__Work required__
Report every line below that has the string "class" in it.

__Items from an interface collection__
──────────────────────────────
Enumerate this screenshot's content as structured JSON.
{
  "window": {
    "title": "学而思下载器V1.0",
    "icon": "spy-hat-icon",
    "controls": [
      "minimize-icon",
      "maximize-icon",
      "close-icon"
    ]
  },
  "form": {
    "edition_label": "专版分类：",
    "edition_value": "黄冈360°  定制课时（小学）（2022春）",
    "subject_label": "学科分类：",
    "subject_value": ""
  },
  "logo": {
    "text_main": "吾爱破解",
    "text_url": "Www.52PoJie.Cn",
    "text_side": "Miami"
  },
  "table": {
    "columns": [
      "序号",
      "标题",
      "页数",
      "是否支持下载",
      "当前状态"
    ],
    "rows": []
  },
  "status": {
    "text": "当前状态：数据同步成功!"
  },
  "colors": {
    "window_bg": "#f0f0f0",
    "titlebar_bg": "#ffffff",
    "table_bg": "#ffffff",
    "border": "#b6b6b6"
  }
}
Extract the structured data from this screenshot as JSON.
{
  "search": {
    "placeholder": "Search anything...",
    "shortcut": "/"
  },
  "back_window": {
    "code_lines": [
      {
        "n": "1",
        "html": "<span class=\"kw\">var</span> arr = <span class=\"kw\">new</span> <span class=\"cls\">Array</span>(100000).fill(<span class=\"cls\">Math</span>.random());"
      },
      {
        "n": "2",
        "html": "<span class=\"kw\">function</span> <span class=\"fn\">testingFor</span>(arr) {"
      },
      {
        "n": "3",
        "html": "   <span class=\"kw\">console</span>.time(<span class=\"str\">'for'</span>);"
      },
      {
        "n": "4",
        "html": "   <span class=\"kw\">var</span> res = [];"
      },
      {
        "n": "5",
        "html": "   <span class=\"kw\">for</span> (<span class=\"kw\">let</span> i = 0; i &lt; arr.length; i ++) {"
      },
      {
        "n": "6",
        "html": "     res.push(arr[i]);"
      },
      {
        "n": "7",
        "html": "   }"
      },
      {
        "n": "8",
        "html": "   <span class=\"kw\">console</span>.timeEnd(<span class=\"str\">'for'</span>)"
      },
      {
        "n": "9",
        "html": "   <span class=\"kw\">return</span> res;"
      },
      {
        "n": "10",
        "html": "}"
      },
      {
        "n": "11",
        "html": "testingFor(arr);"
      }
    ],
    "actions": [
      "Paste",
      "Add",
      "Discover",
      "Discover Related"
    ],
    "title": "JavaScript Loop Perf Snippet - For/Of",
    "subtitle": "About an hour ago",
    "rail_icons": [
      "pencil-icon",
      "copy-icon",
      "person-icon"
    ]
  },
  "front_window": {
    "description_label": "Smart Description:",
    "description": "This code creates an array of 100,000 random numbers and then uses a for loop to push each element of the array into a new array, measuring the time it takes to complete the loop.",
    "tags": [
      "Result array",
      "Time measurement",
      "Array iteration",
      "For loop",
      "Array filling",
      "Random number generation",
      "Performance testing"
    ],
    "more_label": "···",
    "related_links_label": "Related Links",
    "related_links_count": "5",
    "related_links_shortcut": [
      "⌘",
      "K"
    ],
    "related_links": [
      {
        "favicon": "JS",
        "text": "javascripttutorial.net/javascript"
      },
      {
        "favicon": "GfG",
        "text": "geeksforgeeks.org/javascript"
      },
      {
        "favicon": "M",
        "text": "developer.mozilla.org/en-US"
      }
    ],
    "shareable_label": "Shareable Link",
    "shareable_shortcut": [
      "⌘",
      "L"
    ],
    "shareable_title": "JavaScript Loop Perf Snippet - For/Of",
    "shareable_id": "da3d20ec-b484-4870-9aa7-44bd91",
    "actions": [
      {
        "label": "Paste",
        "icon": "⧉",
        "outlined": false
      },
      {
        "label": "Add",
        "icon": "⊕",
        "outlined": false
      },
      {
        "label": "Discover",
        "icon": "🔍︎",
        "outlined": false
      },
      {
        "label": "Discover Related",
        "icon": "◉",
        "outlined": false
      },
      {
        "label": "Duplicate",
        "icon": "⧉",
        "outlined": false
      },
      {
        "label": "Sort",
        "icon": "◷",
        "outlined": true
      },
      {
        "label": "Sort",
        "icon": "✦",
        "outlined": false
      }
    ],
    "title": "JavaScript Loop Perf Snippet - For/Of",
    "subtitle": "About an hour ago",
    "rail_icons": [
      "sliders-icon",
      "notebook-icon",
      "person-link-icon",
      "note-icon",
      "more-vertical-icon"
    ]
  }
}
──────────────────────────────
__Output of the task__
        "html": "<span class=\"kw\">var</span> arr = <span class=\"kw\">new</span> <span class=\"cls\">Array</span>(100000).fill(<span class=\"cls\">Math</span>.random());"
        "html": "<span class=\"kw\">function</span> <span class=\"fn\">testingFor</span>(arr) {"
        "html": "   <span class=\"kw\">console</span>.time(<span class=\"str\">'for'</span>);"
        "html": "   <span class=\"kw\">var</span> res = [];"
        "html": "   <span class=\"kw\">for</span> (<span class=\"kw\">let</span> i = 0; i &lt; arr.length; i ++) {"
        "html": "   <span class=\"kw\">console</span>.timeEnd(<span class=\"str\">'for'</span>)"
        "html": "   <span class=\"kw\">return</span> res;"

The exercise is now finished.